◆ **WHAT THE TASK ASKS**
An image-free reproduction of the data below is needed: print it exactly.

◆ **RECORDS TO PROCESS**
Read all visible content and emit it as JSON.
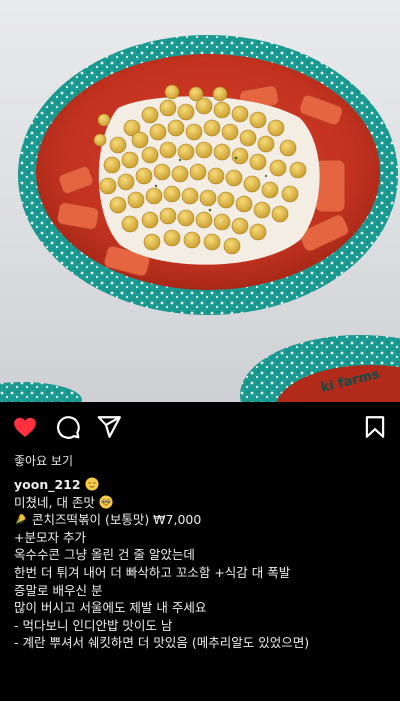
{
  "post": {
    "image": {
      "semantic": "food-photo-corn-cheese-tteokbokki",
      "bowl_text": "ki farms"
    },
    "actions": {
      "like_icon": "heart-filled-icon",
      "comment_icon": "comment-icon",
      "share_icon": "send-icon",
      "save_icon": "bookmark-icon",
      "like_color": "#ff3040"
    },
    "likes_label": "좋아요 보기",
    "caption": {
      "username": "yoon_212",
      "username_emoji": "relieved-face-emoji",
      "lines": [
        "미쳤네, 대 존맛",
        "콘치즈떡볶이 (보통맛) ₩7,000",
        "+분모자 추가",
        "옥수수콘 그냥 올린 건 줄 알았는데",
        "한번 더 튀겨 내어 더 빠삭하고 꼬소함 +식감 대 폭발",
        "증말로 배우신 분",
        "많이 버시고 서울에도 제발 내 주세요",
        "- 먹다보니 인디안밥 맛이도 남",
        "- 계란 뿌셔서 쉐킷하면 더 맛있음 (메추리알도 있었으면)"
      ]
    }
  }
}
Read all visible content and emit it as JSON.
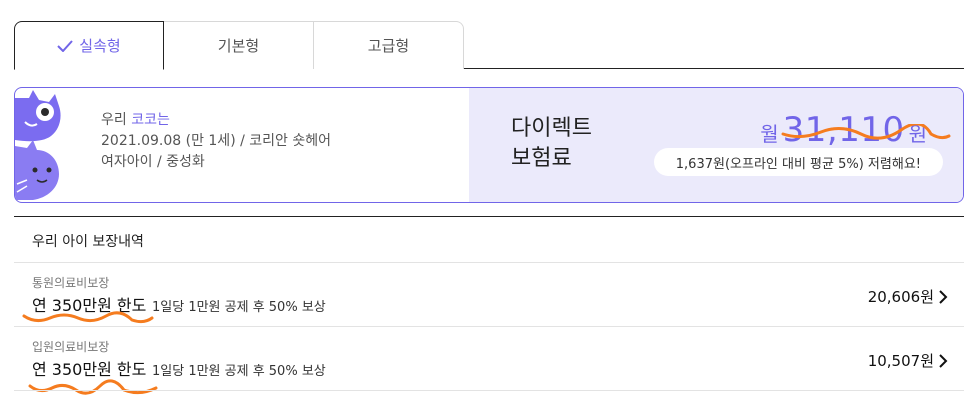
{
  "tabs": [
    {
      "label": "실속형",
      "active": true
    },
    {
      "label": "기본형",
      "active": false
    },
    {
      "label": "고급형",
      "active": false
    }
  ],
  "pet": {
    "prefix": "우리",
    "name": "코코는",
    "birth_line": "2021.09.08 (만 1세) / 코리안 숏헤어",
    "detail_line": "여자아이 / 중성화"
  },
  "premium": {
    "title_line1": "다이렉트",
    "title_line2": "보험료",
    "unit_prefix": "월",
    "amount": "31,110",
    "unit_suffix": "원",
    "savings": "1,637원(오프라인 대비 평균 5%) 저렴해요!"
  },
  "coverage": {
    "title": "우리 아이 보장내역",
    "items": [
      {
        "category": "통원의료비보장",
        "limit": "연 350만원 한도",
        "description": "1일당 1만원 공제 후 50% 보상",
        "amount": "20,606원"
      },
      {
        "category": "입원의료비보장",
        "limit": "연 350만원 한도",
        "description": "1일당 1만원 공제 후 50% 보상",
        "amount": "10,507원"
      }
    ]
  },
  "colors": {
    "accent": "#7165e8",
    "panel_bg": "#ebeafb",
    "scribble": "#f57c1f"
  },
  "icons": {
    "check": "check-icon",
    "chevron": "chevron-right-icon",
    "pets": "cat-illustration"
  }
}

◆ **PROBLEM SOLUTION**
Read all visible content and emit it as JSON.
{
  "post": {
    "image": {
      "semantic": "food-photo-corn-cheese-tteokbokki",
      "bowl_text": "ki farms"
    },
    "actions": {
      "like_icon": "heart-filled-icon",
      "comment_icon": "comment-icon",
      "share_icon": "send-icon",
      "save_icon": "bookmark-icon",
      "like_color": "#ff3040"
    },
    "likes_label": "좋아요 보기",
    "caption": {
      "username": "yoon_212",
      "username_emoji": "relieved-face-emoji",
      "lines": [
        "미쳤네, 대 존맛",
        "콘치즈떡볶이 (보통맛) ₩7,000",
        "+분모자 추가",
        "옥수수콘 그냥 올린 건 줄 알았는데",
        "한번 더 튀겨 내어 더 빠삭하고 꼬소함 +식감 대 폭발",
        "증말로 배우신 분",
        "많이 버시고 서울에도 제발 내 주세요",
        "- 먹다보니 인디안밥 맛이도 남",
        "- 계란 뿌셔서 쉐킷하면 더 맛있음 (메추리알도 있었으면)"
      ]
    }
  }
}
Read all visible content and emit it as JSON.
{
  "tabs": [
    {
      "label": "실속형",
      "active": true
    },
    {
      "label": "기본형",
      "active": false
    },
    {
      "label": "고급형",
      "active": false
    }
  ],
  "pet": {
    "prefix": "우리",
    "name": "코코는",
    "birth_line": "2021.09.08 (만 1세) / 코리안 숏헤어",
    "detail_line": "여자아이 / 중성화"
  },
  "premium": {
    "title_line1": "다이렉트",
    "title_line2": "보험료",
    "unit_prefix": "월",
    "amount": "31,110",
    "unit_suffix": "원",
    "savings": "1,637원(오프라인 대비 평균 5%) 저렴해요!"
  },
  "coverage": {
    "title": "우리 아이 보장내역",
    "items": [
      {
        "category": "통원의료비보장",
        "limit": "연 350만원 한도",
        "description": "1일당 1만원 공제 후 50% 보상",
        "amount": "20,606원"
      },
      {
        "category": "입원의료비보장",
        "limit": "연 350만원 한도",
        "description": "1일당 1만원 공제 후 50% 보상",
        "amount": "10,507원"
      }
    ]
  },
  "colors": {
    "accent": "#7165e8",
    "panel_bg": "#ebeafb",
    "scribble": "#f57c1f"
  },
  "icons": {
    "check": "check-icon",
    "chevron": "chevron-right-icon",
    "pets": "cat-illustration"
  }
}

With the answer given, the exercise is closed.